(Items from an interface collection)
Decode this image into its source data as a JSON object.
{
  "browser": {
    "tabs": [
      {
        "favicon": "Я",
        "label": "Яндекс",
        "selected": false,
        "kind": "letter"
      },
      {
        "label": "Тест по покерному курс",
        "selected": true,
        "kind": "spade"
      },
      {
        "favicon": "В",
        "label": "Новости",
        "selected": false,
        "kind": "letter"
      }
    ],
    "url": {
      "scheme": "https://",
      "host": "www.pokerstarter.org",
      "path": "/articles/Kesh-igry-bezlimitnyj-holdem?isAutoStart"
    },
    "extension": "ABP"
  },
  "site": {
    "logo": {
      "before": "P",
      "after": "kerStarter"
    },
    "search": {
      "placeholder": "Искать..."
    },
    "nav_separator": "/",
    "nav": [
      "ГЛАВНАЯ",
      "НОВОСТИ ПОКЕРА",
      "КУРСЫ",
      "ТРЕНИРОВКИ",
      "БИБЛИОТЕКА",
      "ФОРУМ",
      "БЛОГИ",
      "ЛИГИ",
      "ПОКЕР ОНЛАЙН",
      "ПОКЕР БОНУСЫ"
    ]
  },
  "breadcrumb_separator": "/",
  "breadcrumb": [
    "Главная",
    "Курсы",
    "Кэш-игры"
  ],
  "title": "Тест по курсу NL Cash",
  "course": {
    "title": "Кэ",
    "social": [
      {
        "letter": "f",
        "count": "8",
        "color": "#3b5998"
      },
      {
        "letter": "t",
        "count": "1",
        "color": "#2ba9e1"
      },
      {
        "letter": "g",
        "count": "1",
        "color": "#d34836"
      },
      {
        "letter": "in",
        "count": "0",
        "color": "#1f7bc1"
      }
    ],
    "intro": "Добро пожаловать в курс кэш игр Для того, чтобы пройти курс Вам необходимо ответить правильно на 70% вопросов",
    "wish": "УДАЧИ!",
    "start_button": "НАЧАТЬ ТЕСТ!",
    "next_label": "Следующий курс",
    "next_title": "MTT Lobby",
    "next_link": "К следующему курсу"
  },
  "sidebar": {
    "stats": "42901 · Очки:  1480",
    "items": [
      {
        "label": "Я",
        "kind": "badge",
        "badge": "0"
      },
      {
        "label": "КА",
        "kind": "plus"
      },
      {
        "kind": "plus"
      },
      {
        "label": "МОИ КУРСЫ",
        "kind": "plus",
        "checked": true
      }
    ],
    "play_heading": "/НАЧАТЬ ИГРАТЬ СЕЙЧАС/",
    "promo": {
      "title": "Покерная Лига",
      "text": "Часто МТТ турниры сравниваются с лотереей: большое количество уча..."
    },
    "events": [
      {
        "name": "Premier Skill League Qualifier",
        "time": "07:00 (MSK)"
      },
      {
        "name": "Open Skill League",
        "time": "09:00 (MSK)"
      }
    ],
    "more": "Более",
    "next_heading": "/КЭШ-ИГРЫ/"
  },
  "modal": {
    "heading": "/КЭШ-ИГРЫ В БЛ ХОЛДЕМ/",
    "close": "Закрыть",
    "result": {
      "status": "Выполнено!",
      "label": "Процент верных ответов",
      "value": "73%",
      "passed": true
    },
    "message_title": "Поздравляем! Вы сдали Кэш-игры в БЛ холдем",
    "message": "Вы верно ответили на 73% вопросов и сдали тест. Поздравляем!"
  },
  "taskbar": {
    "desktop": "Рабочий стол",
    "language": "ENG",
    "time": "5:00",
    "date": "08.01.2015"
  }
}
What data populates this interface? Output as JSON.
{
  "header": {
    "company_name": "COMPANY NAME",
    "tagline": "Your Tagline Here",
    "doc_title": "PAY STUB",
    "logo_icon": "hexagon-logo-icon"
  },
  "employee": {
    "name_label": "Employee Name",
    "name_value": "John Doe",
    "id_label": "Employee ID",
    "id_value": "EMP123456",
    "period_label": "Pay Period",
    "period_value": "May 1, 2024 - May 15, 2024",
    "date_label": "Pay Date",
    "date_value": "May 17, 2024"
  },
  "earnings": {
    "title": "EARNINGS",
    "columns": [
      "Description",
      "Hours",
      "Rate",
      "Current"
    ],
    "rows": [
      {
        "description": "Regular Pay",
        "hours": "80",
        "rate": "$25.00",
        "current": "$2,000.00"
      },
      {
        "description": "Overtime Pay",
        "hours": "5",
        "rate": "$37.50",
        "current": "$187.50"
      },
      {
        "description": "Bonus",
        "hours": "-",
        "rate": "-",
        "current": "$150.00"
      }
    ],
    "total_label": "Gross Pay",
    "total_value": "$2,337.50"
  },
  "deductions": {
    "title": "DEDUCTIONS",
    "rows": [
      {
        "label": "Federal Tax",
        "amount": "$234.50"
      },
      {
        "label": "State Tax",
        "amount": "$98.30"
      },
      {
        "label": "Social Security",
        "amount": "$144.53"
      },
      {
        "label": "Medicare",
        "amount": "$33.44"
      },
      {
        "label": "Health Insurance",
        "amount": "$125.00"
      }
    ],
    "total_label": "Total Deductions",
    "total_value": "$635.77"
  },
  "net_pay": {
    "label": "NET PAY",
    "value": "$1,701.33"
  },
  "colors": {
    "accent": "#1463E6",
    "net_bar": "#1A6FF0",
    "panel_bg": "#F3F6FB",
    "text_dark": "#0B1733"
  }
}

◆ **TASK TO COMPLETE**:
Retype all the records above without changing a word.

◆ **TASK RESULT**:
Decode this image into its source data as a JSON object.
{
  "browser": {
    "tabs": [
      {
        "favicon": "Я",
        "label": "Яндекс",
        "selected": false,
        "kind": "letter"
      },
      {
        "label": "Тест по покерному курс",
        "selected": true,
        "kind": "spade"
      },
      {
        "favicon": "В",
        "label": "Новости",
        "selected": false,
        "kind": "letter"
      }
    ],
    "url": {
      "scheme": "https://",
      "host": "www.pokerstarter.org",
      "path": "/articles/Kesh-igry-bezlimitnyj-holdem?isAutoStart"
    },
    "extension": "ABP"
  },
  "site": {
    "logo": {
      "before": "P",
      "after": "kerStarter"
    },
    "search": {
      "placeholder": "Искать..."
    },
    "nav_separator": "/",
    "nav": [
      "ГЛАВНАЯ",
      "НОВОСТИ ПОКЕРА",
      "КУРСЫ",
      "ТРЕНИРОВКИ",
      "БИБЛИОТЕКА",
      "ФОРУМ",
      "БЛОГИ",
      "ЛИГИ",
      "ПОКЕР ОНЛАЙН",
      "ПОКЕР БОНУСЫ"
    ]
  },
  "breadcrumb_separator": "/",
  "breadcrumb": [
    "Главная",
    "Курсы",
    "Кэш-игры"
  ],
  "title": "Тест по курсу NL Cash",
  "course": {
    "title": "Кэ",
    "social": [
      {
        "letter": "f",
        "count": "8",
        "color": "#3b5998"
      },
      {
        "letter": "t",
        "count": "1",
        "color": "#2ba9e1"
      },
      {
        "letter": "g",
        "count": "1",
        "color": "#d34836"
      },
      {
        "letter": "in",
        "count": "0",
        "color": "#1f7bc1"
      }
    ],
    "intro": "Добро пожаловать в курс кэш игр Для того, чтобы пройти курс Вам необходимо ответить правильно на 70% вопросов",
    "wish": "УДАЧИ!",
    "start_button": "НАЧАТЬ ТЕСТ!",
    "next_label": "Следующий курс",
    "next_title": "MTT Lobby",
    "next_link": "К следующему курсу"
  },
  "sidebar": {
    "stats": "42901 · Очки:  1480",
    "items": [
      {
        "label": "Я",
        "kind": "badge",
        "badge": "0"
      },
      {
        "label": "КА",
        "kind": "plus"
      },
      {
        "kind": "plus"
      },
      {
        "label": "МОИ КУРСЫ",
        "kind": "plus",
        "checked": true
      }
    ],
    "play_heading": "/НАЧАТЬ ИГРАТЬ СЕЙЧАС/",
    "promo": {
      "title": "Покерная Лига",
      "text": "Часто МТТ турниры сравниваются с лотереей: большое количество уча..."
    },
    "events": [
      {
        "name": "Premier Skill League Qualifier",
        "time": "07:00 (MSK)"
      },
      {
        "name": "Open Skill League",
        "time": "09:00 (MSK)"
      }
    ],
    "more": "Более",
    "next_heading": "/КЭШ-ИГРЫ/"
  },
  "modal": {
    "heading": "/КЭШ-ИГРЫ В БЛ ХОЛДЕМ/",
    "close": "Закрыть",
    "result": {
      "status": "Выполнено!",
      "label": "Процент верных ответов",
      "value": "73%",
      "passed": true
    },
    "message_title": "Поздравляем! Вы сдали Кэш-игры в БЛ холдем",
    "message": "Вы верно ответили на 73% вопросов и сдали тест. Поздравляем!"
  },
  "taskbar": {
    "desktop": "Рабочий стол",
    "language": "ENG",
    "time": "5:00",
    "date": "08.01.2015"
  }
}
What data populates this interface? Output as JSON.
{
  "header": {
    "company_name": "COMPANY NAME",
    "tagline": "Your Tagline Here",
    "doc_title": "PAY STUB",
    "logo_icon": "hexagon-logo-icon"
  },
  "employee": {
    "name_label": "Employee Name",
    "name_value": "John Doe",
    "id_label": "Employee ID",
    "id_value": "EMP123456",
    "period_label": "Pay Period",
    "period_value": "May 1, 2024 - May 15, 2024",
    "date_label": "Pay Date",
    "date_value": "May 17, 2024"
  },
  "earnings": {
    "title": "EARNINGS",
    "columns": [
      "Description",
      "Hours",
      "Rate",
      "Current"
    ],
    "rows": [
      {
        "description": "Regular Pay",
        "hours": "80",
        "rate": "$25.00",
        "current": "$2,000.00"
      },
      {
        "description": "Overtime Pay",
        "hours": "5",
        "rate": "$37.50",
        "current": "$187.50"
      },
      {
        "description": "Bonus",
        "hours": "-",
        "rate": "-",
        "current": "$150.00"
      }
    ],
    "total_label": "Gross Pay",
    "total_value": "$2,337.50"
  },
  "deductions": {
    "title": "DEDUCTIONS",
    "rows": [
      {
        "label": "Federal Tax",
        "amount": "$234.50"
      },
      {
        "label": "State Tax",
        "amount": "$98.30"
      },
      {
        "label": "Social Security",
        "amount": "$144.53"
      },
      {
        "label": "Medicare",
        "amount": "$33.44"
      },
      {
        "label": "Health Insurance",
        "amount": "$125.00"
      }
    ],
    "total_label": "Total Deductions",
    "total_value": "$635.77"
  },
  "net_pay": {
    "label": "NET PAY",
    "value": "$1,701.33"
  },
  "colors": {
    "accent": "#1463E6",
    "net_bar": "#1A6FF0",
    "panel_bg": "#F3F6FB",
    "text_dark": "#0B1733"
  }
}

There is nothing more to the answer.